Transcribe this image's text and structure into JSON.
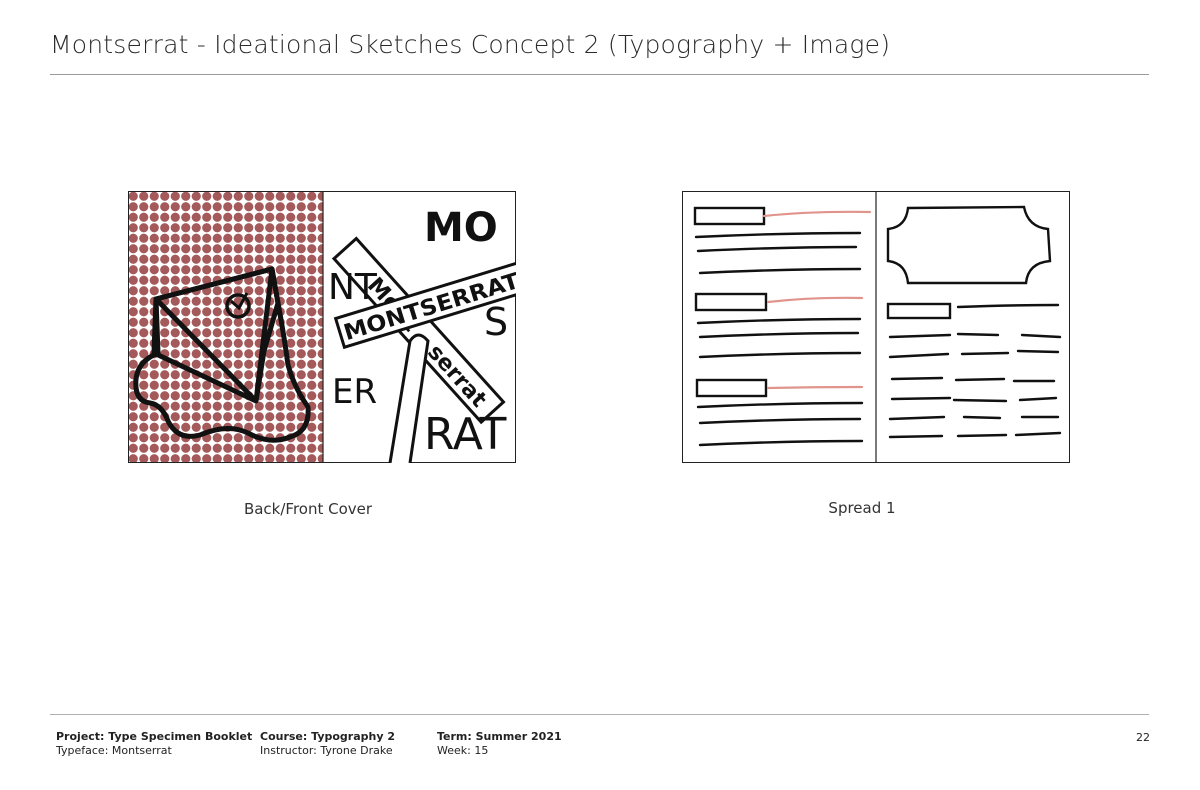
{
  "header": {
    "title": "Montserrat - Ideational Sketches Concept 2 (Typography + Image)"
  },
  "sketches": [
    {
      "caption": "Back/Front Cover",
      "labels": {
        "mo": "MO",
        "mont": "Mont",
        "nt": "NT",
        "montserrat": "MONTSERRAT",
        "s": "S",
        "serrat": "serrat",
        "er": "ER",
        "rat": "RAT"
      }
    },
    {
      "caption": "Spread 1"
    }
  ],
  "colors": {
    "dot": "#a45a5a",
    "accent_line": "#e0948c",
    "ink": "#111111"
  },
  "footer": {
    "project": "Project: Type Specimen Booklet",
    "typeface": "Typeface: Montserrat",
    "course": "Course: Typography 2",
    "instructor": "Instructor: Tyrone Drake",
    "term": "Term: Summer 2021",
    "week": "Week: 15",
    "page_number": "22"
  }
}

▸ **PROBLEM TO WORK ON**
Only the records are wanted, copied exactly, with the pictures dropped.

▸ **RESULT FOR THIS EXERCISE**
Transcribe this image's text and structure into JSON.
{
  "header": {
    "title": "Montserrat - Ideational Sketches Concept 2 (Typography + Image)"
  },
  "sketches": [
    {
      "caption": "Back/Front Cover",
      "labels": {
        "mo": "MO",
        "mont": "Mont",
        "nt": "NT",
        "montserrat": "MONTSERRAT",
        "s": "S",
        "serrat": "serrat",
        "er": "ER",
        "rat": "RAT"
      }
    },
    {
      "caption": "Spread 1"
    }
  ],
  "colors": {
    "dot": "#a45a5a",
    "accent_line": "#e0948c",
    "ink": "#111111"
  },
  "footer": {
    "project": "Project: Type Specimen Booklet",
    "typeface": "Typeface: Montserrat",
    "course": "Course: Typography 2",
    "instructor": "Instructor: Tyrone Drake",
    "term": "Term: Summer 2021",
    "week": "Week: 15",
    "page_number": "22"
  }
}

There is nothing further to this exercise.